9. Digital and analog signals • Analog signals • Magnitude of voltage, current, charge, or power • Continuous in both amplitude and time • Digital information • Data encoded in only discrete levels

10. Analog to digital to conversion • Limited by bit resolution of ADC • 4-bit card has 24 = 16 discrete binary levels • 8-bit card has 28 = 256 discrete binary levels • 32-bit card has 232 = 4,294,967,296 discrete binary levels • Common today • Maximum resolution comes from full use of ADC voltage range. • Trade-offs • More bits is usually slower • More expensive K.A. Rubinson, J.F. Rubinson, Contemporary Instrumental Analysis, 2000.

12. Serial and parallel binary encoding Slow – not digital; outdated (serial) Fast – between instruments “serial-coded binary” data Binary Parallel: Very Fast – within an instrument “parallel digital” data

13. Introductory statistics • Statistical handling of data is incredibly important because it gives it significance. • The ability or inability to definitively state that two values are statistically different has profound ramifications in data interpretation. • Measurements are not absolute and robust methods for establishing run-to-run reproducibility and instrument-to-instrument variability are essential.

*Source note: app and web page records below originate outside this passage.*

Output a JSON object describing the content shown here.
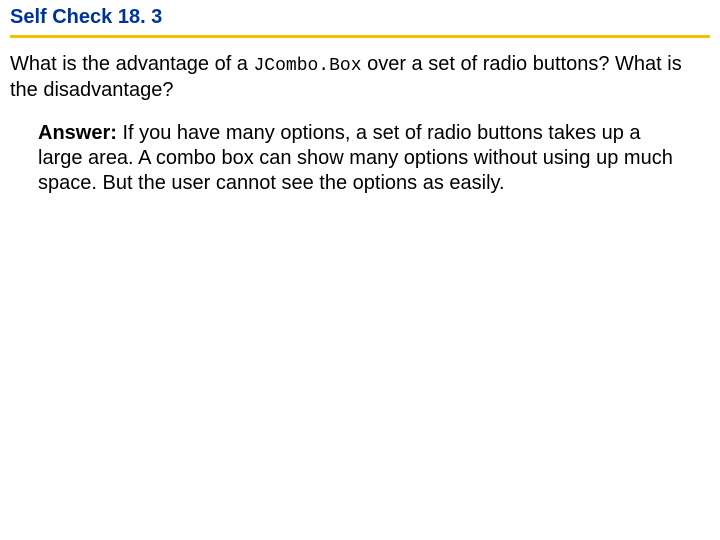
{
  "title": "Self Check 18. 3",
  "question": {
    "part1": "What is the advantage of a ",
    "code": "JCombo.Box",
    "part2": " over a set of radio buttons? What is the disadvantage?"
  },
  "answer": {
    "label": "Answer:",
    "text": " If you have many options, a set of radio buttons takes up a large area. A combo box can show many options without using up much space. But the user cannot see the options as easily."
  }
}
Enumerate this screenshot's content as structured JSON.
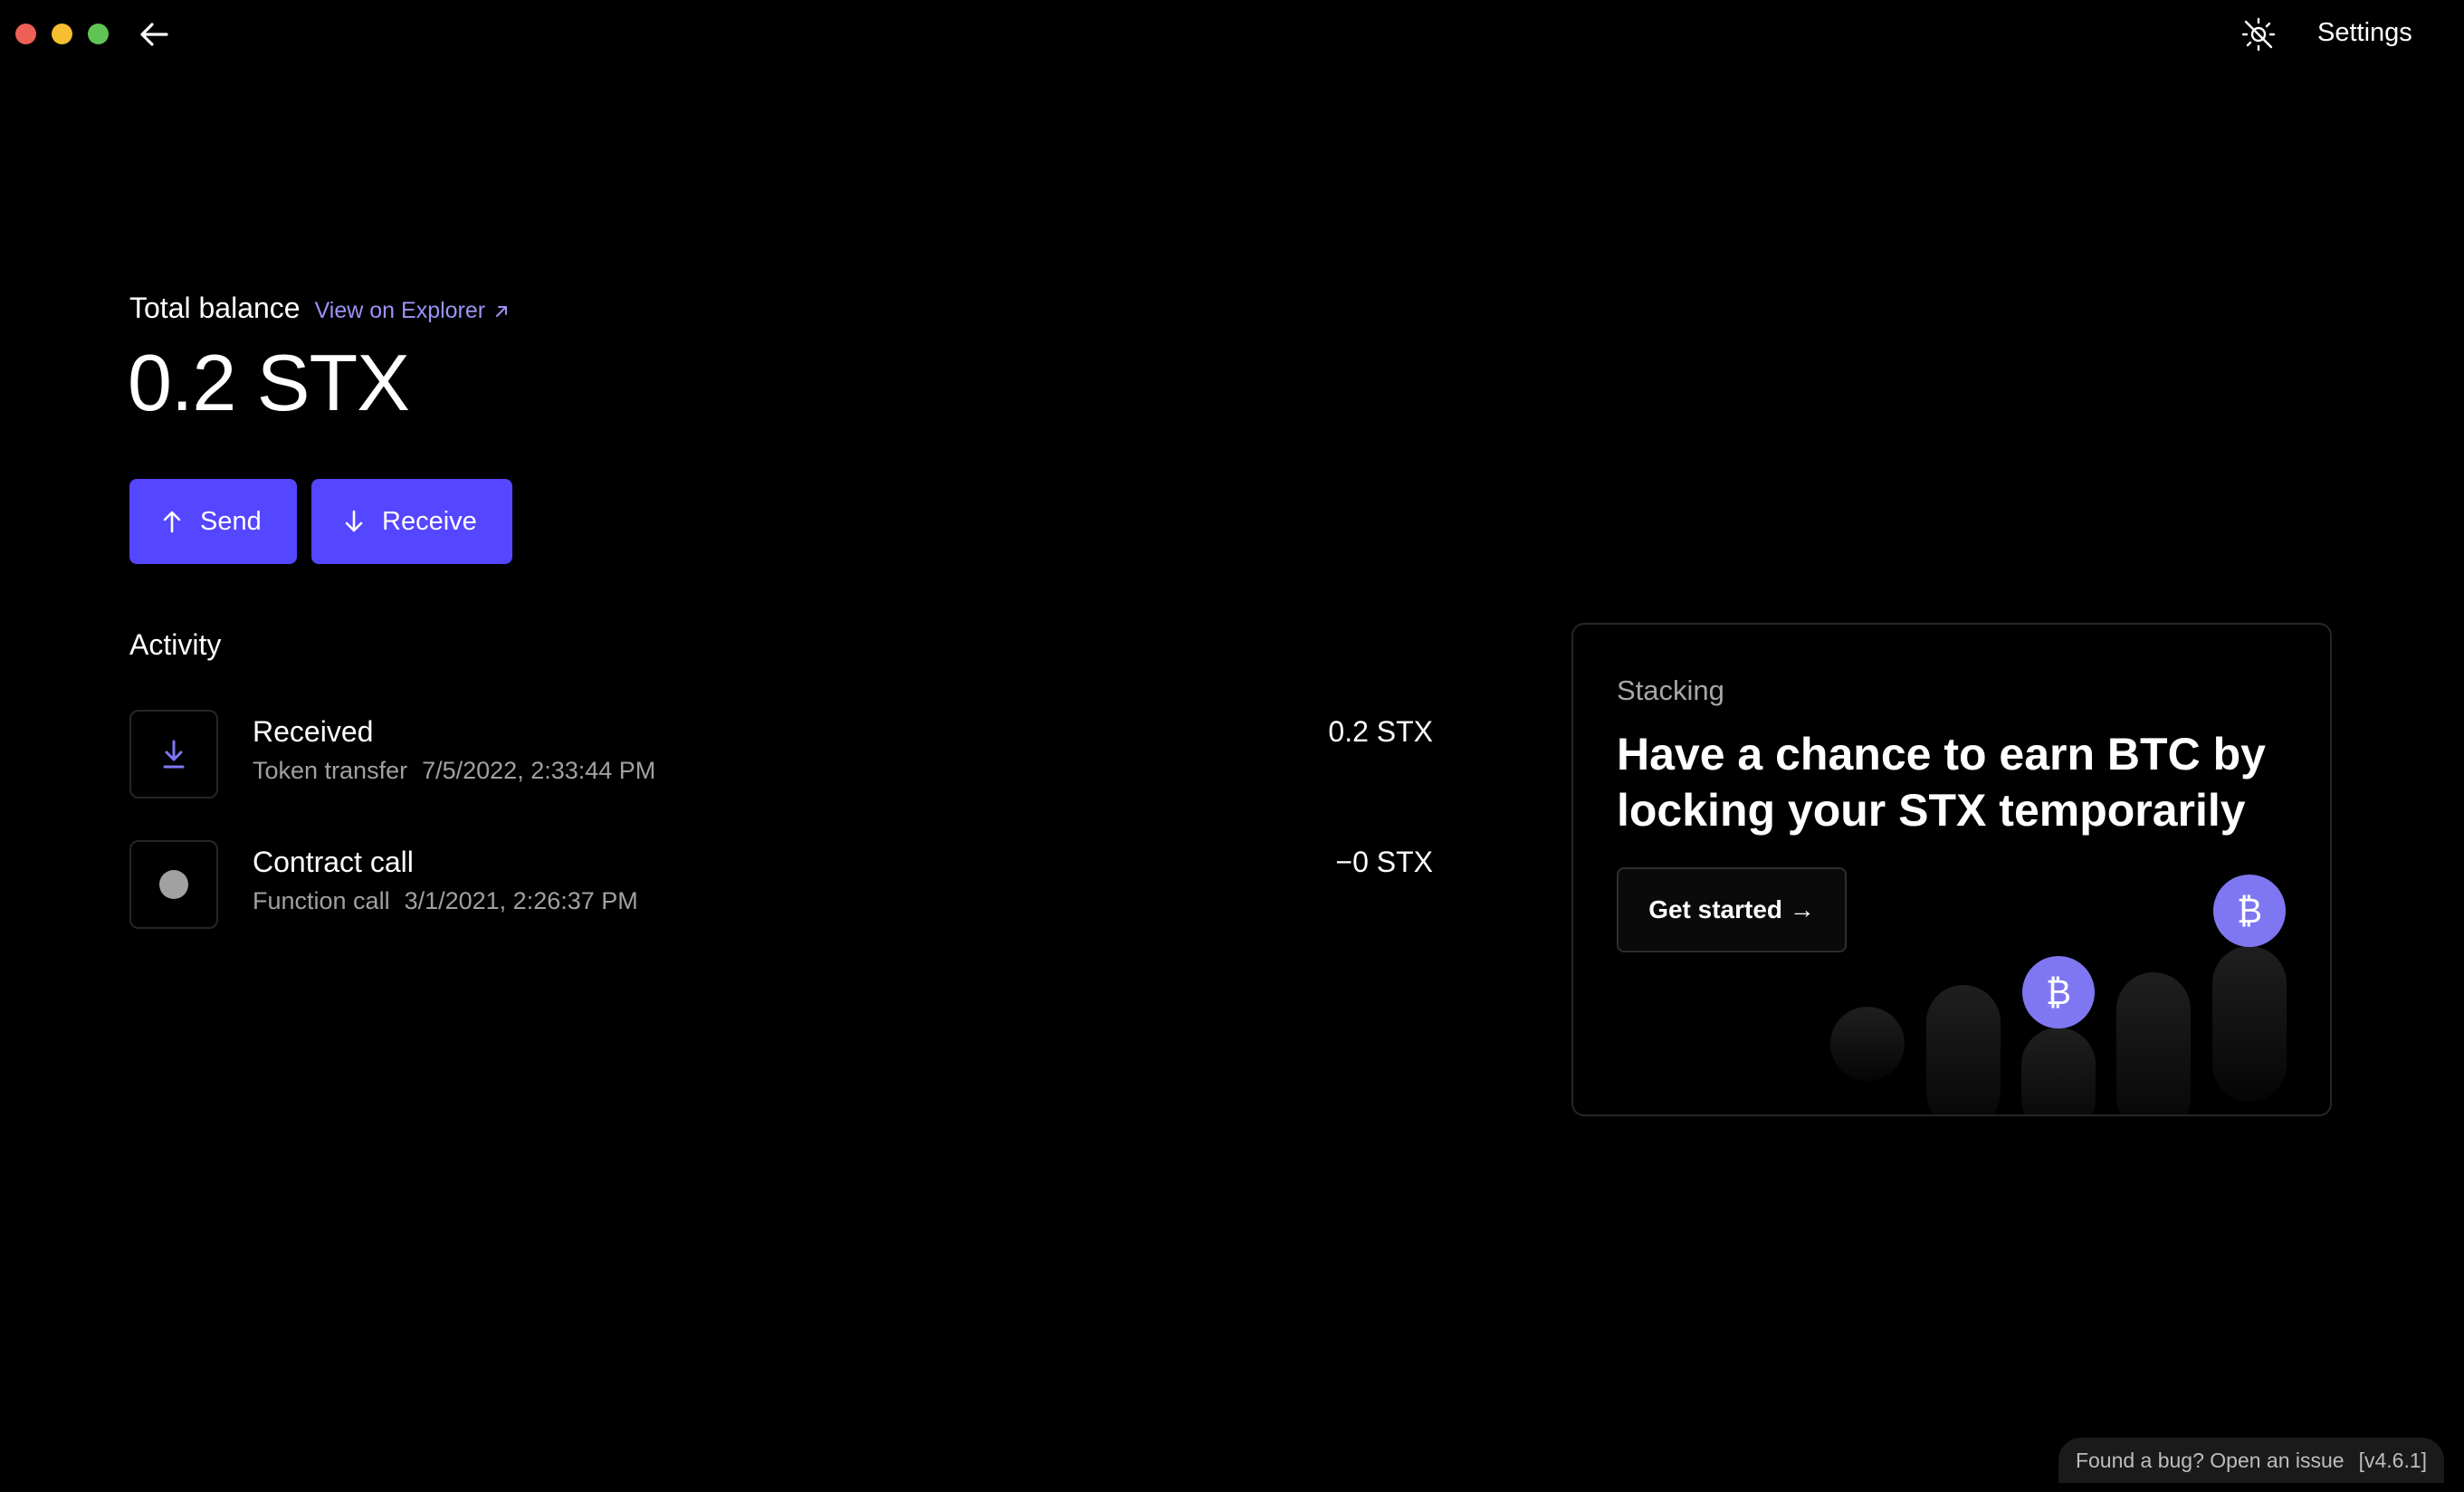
{
  "header": {
    "settings_label": "Settings",
    "back_icon": "arrow-left-icon",
    "theme_icon": "theme-toggle-icon"
  },
  "balance": {
    "label": "Total balance",
    "explorer_label": "View on Explorer",
    "value": "0.2 STX"
  },
  "actions": {
    "send_label": "Send",
    "receive_label": "Receive"
  },
  "activity": {
    "title": "Activity",
    "items": [
      {
        "title": "Received",
        "type": "Token transfer",
        "date": "7/5/2022, 2:33:44 PM",
        "amount": "0.2 STX",
        "icon": "download-icon"
      },
      {
        "title": "Contract call",
        "type": "Function call",
        "date": "3/1/2021, 2:26:37 PM",
        "amount": "−0 STX",
        "icon": "dot-icon"
      }
    ]
  },
  "stacking": {
    "label": "Stacking",
    "heading": "Have a chance to earn BTC by locking your STX temporarily",
    "cta_label": "Get started →",
    "btc_symbol": "₿"
  },
  "footer": {
    "bug_text": "Found a bug? Open an issue",
    "version": "[v4.6.1]"
  },
  "colors": {
    "accent": "#5546ff",
    "link": "#9c93f5",
    "btc_badge": "#7f77f1"
  }
}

14. Introductory statistics:Mean, median, and mode • Population mean (m): average value of replicate data • Median (m½): ½ of the observations are greater; ½ are less • Mode (mmd): most probable value • For a symmetrical distribution: • Real distributions are rarely perfectly symmetrical

15. Statistical distribution • Often follows a Gaussian functional form

16. Introductory statistics: Standard deviation and variance • Standard deviation (s): • Variance (s2):

17. Gaussian distribution • Common distribution with well-defined stats • 68.3% of data is within 1s of mean • 95.5% at 2s • 99.7% at 3s

18. Statistical distribution • 50 Abs measurements of an identical sample • Let’s go to Excel Table a1-1, Skoog

19. But no one hasan infinite data set …

20. Standard deviation and variance, continued • s is a measure of precision (magnitude of indeterminate error) • Other useful definitions: • Standard error of mean

21. Confidence intervals • In most situations m cannot be determined • Would require infinite number of measurements • Statistically we can establish confidence interval around in which m is expected to lie with a certain level of probability.

22. Calculating confidence intervals • We cannot absolutely determine , so when s is not a good estimate (small # of samples) use: • Note that t approaches z as N increases. 2-sided t values

23. Example of confidence interval determination for smaller number of samples • Given the following values for serum carcinoembryonic acid (CEA) measurements, determine the 95% confidence interval. • 16.9 ng/mL, 12.7 ng/mL, 15.3 ng/mL, 17.2 ng/mL or • Sample mean = 15.525 ng/mL • s = 2.059733 ng/mL • Answer: 15.525 ± 2.863, but when you consider sig figs you get: 16 ± 3

24. Propagation of errors • How do errors at each set contribute to the final result?